Richard II’s marriage to Anne of Bohemia in 1382 brought to England a group of foreign courtiers who were generally distrusted for their supposedly outlandish ways and malign influence over the queen. There is every indication that this poor reputation arose as a result of a major scandal involving one of the queen’s ladies, Agnes Lancecrona, and Richard II’s closest friend, Robert de Vere, earl of Oxford, marquis of Dublin and duke of Ireland.
Agnes’s origins have been much discussed but remain undocumented: the idea that she may have been of German or Netherlandish, rather than what we would now call Czech, descent, remains a matter of speculation, and had no impact of contemporary comment, which simply took for granted that, as a waiting woman of the queen, she was a Bohemian. Some English chroniclers alleged low birth, but it is more likely given her station in the royal household that Agnes was born into a petty noble family. These writers all readily assumed that Agnes was responsible for luring the king’s favourite into her bed. What made this act especially abhorrent was not merely the fact of de Vere’s resulting betrayal of his own wife – the English court at this period was especially adept at condoning and justifying adulterous relationships – but the fact that the duchess was herself of royal blood.

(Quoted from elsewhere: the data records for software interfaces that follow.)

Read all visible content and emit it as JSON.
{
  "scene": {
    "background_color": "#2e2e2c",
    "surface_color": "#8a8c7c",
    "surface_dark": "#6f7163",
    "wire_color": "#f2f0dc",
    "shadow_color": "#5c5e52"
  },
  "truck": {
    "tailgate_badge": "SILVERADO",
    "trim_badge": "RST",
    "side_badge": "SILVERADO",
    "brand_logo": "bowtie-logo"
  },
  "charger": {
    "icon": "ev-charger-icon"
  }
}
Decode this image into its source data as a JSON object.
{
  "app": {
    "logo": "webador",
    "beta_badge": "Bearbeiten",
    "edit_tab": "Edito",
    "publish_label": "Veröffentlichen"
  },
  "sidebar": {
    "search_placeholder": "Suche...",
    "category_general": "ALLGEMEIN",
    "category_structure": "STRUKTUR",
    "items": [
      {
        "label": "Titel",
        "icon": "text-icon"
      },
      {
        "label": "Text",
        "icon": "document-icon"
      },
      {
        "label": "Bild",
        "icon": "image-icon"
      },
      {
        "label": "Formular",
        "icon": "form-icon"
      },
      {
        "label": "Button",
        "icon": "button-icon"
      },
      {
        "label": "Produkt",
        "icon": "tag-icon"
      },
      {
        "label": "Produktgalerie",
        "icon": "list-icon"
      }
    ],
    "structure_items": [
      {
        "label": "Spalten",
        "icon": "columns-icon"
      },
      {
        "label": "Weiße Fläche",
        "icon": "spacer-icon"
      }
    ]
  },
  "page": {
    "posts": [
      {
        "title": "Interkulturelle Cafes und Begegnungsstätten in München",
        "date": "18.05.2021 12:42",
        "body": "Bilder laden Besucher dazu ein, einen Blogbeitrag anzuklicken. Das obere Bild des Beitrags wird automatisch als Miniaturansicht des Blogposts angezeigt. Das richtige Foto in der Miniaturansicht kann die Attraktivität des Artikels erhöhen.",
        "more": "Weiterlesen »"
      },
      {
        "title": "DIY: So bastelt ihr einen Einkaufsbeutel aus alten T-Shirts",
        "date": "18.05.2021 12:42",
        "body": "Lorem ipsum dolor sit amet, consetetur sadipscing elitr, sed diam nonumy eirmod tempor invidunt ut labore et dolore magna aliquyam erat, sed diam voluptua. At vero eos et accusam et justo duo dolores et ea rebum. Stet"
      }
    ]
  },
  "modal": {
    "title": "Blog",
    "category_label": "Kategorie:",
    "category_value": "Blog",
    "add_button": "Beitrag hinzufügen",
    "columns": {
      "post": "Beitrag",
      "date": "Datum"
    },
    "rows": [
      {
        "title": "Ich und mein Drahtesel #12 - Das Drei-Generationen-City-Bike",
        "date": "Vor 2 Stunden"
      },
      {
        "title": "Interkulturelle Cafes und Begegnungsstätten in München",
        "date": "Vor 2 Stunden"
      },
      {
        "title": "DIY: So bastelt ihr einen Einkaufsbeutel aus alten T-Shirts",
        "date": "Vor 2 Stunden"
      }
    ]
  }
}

Philippa de Vere, the wronged lady, was a young woman of the highest birth. She was the younger daughter of an immigrant, Enguerrand de Coucy, who is the subject of another of our case studies. Her mother was Isabella of Woodstock, the eldest daughter of Edward III. Philippa was thus a first cousin to Richard II. The couple had been married in 1376 when Philippa was still under ten years old; by the time the Lancecrona scandal broke, she was still only in her teens. Robert’s decision to spurn this prestigious marriage and seek the intimacy of a comparatively low-born foreigner brought shame not only on him but also, in turn, on his friend the king. Since her own father had abjured the realm on Edward III’s death in 1377, Philippa’s only recourse was to the protection of her nearest male relative, Richard II. His failure was a blatant breach both of the obligations of kingship and of the conventions of chivalry. Indeed, chroniclers commented darkly that Richard’s betrayal of his family responsibilities could only be explained in terms of a magic spell – deemed by some to have its own sexual overtones – cast by the duke over his royal patron.
In the summer of 1387 Agnes was reportedly abducted by Robert de Vere’s agents and taken to Cheshire. This does not necessarily mean that she was taken against her will: the record may be a later construction intended to vilify the then discredited de Vere. The precise date at which the duke secured the papal annulment of his marriage to Philippa that allowed him to marry Agnes is unclear, but it is more than likely that he anticipated the documentation and forced through an illegal, bigamous marriage. The affair contributed significantly to the growing resentment against de Vere’s influence over the king and to the duke’s political demise in 1388 and forced exile from the realm. Quite what happened to Agnes in all of this remains unknown, but it is just possible that she left England with Robert: there is a tantalising glimpse of her presence in the reference to saddles in the Bohemian style found among de Vere’s effects in Cheshire in 1389.
The cultural legacy of the Agnes Lancecrona scandal was considerable. The perception of sexual corruption in the four-way relationship of the queen, her lady, the duke and his king, helped provoke a kind of crisis of political morality. The Bohemians thus became a convenient target of abuse and blame. Contemporary commentators, for example, attributed to the Czechs the new and decadent fashion of pointy shoes – which, like all such frippery, was seen as a deviation from the stoicism of the noble ideal. Agnes herself was but a walk-on character in the political drama of fourteenth-century England; but the national stereotyping that her case provoked can still tell us a lot about the reception – and suspicion – of high-ranking foreigners in later medieval England.
Oxford Dictionary of National Biography
J. Lutkin, ‘Isabella de Coucy, Daughter of Edward III: The Excception Who Proves the Rule’, in C. Given-Wilson (ed), Fourteenth Century England VI (Woodbridge, 2010), pp. 130-148.
W. M. Ormrod, ‘Knights of Venus’, Medium Ævum 73 (2004): 290-305.